D. Physical and-Dynamical Meteorology.(C.U.P.)
S.—Weather Analysis and Forecasting.(2nd ed., McGraw-Hill.) Holmboe, J., Forsythe, G. E.,
(Chapman and Hall.)
Malone, T. F.
(ed.)—Compendium of Meteorology.(Amer. Met. Soc.) Sauciér, W.
T. Principles of Meteorological Analysis.(Chicago Univ. Press.) Haltiner, G.
J., andMartin, F.
G.—Dynamical and Physical Meteorology.
EXAMINATION. One 3-hour paper, including questions on the subject matter of Physics Part III (Meteorology Course).
A course of four lectures, one tutorial and eleven hours' practical work per week throughout the year.
ТНЕоптrсm, SYLLABUS. The characters of bacteria will be dealt with from the systematic, physiological and genetic points of view, together with a limited study of fungi and viruses. The principles of immunology, serology, epidemiology and chemotherapy will be discussed. Industrial microbiology will be restricted to a study of some typical fermentation and food manufacturing problems.
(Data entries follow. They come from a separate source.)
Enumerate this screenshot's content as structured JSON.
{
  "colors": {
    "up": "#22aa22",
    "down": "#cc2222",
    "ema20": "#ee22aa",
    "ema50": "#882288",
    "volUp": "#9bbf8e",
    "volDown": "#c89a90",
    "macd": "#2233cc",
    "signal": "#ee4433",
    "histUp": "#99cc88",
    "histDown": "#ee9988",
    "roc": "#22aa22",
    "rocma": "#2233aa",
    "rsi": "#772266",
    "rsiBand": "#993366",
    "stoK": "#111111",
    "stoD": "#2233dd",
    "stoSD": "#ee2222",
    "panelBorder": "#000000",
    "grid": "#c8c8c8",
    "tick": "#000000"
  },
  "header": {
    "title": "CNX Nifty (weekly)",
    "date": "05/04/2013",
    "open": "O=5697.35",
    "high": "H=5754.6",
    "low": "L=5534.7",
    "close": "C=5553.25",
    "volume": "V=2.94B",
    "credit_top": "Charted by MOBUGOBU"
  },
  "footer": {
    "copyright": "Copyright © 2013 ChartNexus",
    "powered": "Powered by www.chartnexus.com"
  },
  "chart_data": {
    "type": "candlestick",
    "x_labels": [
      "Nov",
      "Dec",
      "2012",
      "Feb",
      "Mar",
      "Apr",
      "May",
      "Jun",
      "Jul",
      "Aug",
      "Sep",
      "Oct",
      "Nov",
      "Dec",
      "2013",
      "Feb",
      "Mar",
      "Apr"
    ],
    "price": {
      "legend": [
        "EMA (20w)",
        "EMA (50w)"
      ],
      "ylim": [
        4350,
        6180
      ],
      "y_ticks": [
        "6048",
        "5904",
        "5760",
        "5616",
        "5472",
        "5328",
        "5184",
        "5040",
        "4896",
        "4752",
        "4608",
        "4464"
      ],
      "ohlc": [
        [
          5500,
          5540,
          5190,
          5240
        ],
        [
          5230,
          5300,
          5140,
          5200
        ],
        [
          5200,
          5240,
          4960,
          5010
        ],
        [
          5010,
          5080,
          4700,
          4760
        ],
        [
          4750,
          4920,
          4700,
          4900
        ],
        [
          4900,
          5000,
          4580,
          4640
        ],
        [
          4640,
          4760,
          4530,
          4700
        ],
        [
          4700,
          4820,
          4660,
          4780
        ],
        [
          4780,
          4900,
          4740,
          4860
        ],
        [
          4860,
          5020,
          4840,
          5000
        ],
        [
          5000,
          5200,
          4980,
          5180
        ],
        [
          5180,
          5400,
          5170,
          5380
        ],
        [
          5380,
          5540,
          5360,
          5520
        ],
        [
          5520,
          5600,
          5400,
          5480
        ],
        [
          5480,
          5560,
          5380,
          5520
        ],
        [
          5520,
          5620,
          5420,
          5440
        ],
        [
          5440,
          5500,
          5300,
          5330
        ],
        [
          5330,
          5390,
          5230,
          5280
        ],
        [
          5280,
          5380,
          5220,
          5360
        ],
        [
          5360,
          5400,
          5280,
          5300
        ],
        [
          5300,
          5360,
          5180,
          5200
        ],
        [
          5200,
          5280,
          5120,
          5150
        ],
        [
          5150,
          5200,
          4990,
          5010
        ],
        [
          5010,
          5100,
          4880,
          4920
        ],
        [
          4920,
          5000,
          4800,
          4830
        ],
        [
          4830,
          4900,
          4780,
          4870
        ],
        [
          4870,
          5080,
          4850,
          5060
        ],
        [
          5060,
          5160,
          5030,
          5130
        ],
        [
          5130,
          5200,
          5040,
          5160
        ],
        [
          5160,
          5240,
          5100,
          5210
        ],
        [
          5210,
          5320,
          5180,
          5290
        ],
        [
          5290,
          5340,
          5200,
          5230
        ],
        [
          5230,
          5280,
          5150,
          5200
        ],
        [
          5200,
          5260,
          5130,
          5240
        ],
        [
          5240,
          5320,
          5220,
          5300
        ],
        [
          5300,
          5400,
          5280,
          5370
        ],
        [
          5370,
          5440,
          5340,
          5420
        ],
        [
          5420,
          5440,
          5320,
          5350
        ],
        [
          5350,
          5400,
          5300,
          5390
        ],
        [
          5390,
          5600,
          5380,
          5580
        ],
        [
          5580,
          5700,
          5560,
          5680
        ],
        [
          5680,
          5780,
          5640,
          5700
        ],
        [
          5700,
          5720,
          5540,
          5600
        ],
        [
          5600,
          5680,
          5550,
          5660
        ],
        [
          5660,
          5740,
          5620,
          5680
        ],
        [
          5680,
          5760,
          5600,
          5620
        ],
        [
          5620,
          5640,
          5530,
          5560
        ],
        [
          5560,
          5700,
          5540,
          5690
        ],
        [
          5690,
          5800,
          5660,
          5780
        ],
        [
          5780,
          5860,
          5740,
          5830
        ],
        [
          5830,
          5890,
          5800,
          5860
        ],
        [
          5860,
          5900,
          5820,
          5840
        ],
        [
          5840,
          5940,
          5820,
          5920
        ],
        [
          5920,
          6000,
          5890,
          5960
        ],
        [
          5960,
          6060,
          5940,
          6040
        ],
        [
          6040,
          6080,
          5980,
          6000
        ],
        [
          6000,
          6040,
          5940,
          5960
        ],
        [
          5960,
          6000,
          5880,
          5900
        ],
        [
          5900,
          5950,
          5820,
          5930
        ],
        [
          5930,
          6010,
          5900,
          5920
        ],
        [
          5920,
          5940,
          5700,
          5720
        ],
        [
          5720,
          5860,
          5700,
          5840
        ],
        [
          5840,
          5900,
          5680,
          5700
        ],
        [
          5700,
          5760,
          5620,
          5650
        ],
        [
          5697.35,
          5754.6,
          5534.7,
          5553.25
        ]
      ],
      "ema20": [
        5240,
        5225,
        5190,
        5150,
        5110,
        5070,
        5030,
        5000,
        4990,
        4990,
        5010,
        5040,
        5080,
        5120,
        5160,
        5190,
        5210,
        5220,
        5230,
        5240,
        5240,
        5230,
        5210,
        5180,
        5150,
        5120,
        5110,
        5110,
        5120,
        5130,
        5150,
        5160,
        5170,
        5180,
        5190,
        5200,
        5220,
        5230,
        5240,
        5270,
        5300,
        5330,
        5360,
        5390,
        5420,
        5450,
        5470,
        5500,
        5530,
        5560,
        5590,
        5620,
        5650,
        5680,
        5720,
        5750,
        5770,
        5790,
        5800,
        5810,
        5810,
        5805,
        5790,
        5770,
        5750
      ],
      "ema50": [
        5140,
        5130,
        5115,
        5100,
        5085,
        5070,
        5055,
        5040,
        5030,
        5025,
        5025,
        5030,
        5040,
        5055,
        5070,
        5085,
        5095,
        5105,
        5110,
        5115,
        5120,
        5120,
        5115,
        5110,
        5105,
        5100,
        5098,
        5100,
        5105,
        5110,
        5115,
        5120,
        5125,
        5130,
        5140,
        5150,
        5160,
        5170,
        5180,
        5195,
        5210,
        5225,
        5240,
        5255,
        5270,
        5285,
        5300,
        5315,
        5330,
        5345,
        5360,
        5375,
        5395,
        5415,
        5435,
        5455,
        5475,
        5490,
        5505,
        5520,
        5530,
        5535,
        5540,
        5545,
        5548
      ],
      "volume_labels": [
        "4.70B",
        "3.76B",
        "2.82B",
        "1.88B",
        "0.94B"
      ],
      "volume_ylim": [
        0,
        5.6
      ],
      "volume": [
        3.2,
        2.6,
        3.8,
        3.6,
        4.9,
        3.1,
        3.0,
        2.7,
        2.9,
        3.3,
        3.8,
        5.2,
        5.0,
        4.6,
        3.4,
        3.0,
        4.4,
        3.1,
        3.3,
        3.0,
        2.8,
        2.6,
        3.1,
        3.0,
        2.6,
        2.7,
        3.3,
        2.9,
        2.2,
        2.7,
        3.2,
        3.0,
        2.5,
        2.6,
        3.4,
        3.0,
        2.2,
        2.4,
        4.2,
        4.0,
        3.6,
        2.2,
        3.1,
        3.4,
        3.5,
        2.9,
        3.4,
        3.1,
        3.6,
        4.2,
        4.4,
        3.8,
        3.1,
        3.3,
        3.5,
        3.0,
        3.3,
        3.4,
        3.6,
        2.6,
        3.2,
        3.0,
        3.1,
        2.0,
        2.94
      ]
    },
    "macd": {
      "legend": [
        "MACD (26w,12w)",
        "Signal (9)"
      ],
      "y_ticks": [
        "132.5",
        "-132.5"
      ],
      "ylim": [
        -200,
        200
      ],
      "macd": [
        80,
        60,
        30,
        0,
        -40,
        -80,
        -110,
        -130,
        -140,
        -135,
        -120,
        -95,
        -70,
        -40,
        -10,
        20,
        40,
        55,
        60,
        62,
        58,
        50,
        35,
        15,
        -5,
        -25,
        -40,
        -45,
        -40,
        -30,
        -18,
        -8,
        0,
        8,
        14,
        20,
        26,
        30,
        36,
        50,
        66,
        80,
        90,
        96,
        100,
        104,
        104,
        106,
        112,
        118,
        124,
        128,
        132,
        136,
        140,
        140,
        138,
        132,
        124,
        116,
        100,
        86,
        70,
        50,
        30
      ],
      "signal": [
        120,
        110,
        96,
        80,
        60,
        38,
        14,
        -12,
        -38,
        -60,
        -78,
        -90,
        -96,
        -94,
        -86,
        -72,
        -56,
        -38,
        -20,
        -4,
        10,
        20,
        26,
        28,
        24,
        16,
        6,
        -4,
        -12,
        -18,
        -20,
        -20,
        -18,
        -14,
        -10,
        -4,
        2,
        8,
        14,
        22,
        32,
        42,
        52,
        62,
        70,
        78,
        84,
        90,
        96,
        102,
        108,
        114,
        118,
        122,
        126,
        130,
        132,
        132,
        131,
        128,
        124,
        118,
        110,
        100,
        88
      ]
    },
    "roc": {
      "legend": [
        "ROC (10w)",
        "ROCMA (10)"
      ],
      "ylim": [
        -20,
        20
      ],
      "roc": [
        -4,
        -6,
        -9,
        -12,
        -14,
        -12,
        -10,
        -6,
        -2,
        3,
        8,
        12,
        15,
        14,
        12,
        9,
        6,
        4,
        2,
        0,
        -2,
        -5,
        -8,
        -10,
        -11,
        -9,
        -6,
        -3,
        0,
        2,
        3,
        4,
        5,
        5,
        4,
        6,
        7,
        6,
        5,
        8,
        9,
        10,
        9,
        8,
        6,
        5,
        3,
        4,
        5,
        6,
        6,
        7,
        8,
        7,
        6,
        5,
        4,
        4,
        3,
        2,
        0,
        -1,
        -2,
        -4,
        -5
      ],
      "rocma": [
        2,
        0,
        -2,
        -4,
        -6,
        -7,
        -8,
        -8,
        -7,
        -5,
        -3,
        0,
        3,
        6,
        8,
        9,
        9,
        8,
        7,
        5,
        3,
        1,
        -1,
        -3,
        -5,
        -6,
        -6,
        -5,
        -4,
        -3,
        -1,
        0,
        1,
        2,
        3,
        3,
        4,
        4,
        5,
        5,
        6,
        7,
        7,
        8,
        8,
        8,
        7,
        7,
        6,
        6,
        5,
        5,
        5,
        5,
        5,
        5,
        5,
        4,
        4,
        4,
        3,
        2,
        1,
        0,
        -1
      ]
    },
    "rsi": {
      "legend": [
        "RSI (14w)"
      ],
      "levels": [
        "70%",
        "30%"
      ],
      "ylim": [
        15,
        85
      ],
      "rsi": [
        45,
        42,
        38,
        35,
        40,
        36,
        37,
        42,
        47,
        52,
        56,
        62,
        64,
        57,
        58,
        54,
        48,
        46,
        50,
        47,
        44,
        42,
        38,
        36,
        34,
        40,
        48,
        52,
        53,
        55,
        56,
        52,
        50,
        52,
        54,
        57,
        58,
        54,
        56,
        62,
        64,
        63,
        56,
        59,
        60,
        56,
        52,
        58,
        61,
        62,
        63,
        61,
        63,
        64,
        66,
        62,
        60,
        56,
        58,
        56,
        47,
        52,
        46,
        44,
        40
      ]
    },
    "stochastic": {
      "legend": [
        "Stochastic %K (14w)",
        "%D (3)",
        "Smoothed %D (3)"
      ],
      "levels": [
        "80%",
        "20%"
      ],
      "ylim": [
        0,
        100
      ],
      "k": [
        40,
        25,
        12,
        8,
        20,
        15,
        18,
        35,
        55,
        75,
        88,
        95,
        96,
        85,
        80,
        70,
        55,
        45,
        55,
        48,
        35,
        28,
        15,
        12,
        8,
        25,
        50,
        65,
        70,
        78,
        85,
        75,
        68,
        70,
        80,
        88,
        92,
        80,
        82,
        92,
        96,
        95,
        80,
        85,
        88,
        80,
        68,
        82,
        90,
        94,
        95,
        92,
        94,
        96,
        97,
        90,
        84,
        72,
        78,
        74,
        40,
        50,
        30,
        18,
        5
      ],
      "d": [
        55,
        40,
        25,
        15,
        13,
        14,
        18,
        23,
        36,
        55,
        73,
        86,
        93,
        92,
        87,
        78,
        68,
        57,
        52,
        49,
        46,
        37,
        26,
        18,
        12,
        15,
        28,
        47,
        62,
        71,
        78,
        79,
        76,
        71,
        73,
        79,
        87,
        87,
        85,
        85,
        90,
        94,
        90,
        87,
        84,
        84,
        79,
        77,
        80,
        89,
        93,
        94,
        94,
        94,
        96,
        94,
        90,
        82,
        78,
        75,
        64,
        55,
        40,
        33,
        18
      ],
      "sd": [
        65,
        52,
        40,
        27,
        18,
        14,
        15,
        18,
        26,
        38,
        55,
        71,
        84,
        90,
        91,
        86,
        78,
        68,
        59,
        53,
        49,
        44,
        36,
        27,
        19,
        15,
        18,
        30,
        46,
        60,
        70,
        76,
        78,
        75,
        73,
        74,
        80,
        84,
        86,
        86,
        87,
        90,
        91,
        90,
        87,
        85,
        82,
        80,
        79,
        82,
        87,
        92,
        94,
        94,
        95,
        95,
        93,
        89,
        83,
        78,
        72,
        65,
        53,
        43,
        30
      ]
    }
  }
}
PRACTICAL SYLLABUS. The work will include exercises illustrating theoretical aspects of the course.
Воокs. (a) Prescribed text-books:
W.—Textbook of Mićrobiology.(17th ed., Saunders, 1959.) (b) Recommended- for reference:
Wilson, G. S.,
A.—Topley and Wilson's Principlesof Вacterio
logy and Immunity.(4th ed., Arnold, 1955.)
Jawetz, E., Melnick, J. L.,
A.—Review of Medical Micro- biology.(3rd ed., Lange, 1958.)
A.—Selective Toxicity, with Special Reference to Chemotherapy.
G.—Canned Foods. An Introduction to their Microbiology.
(4th ed., Churchill, 1956.)
C. Fundamentals of Immunology.(3rd ed., Interscience Pub lishers, 1956.)
Burnet, F. M.,
F.—The Production of Antibodies—A Review and Theoretical Discussion.(2nd ed., Macmillan, 1949.) - Dubos, R.
J.—Bacterial and Mycotic Infections ofMan. (3rd ed., Lippincott,
J.—The Bacterial Cell.(Harvard Univ. Press, 1945.)
Harvey, W. C.,
я-Milk—Production and Control.(2nd
Braun, W.—Bacterial Genetics. (Saunders & Co., 1953.)
Mackie, T. J., and McCartney, J. E. Handbook of Practical Bacteriology.
(9th ed., Livingstone, 1953.)
Underkofler, L. A., and Hickey, R. J. Industrial Fermentations. Vols. 1 and 2. (Chemical Publishing Co., Inc., 1954.)
Clifton, C. E.—Introduction to Bacterial Physiology. (1st ed., McGraw-Hill, 1957.)
Starrier, R. Y., Douderoff, M., and Adelberg, E. A. The Microbial World.
(1st ed., Prentice-Hill Inc., 1957.)
ЕхАМгNАTiox. Two 3-hour written papers and oral examination. The standard of laboratory work and the performance in practical tests will be taken into account in assessing the results at the Annual Examination. Any candidate whose practical work fails to reach a satisfactory standard will be required to take a practical examination, notice of which will be given at the end of the third term.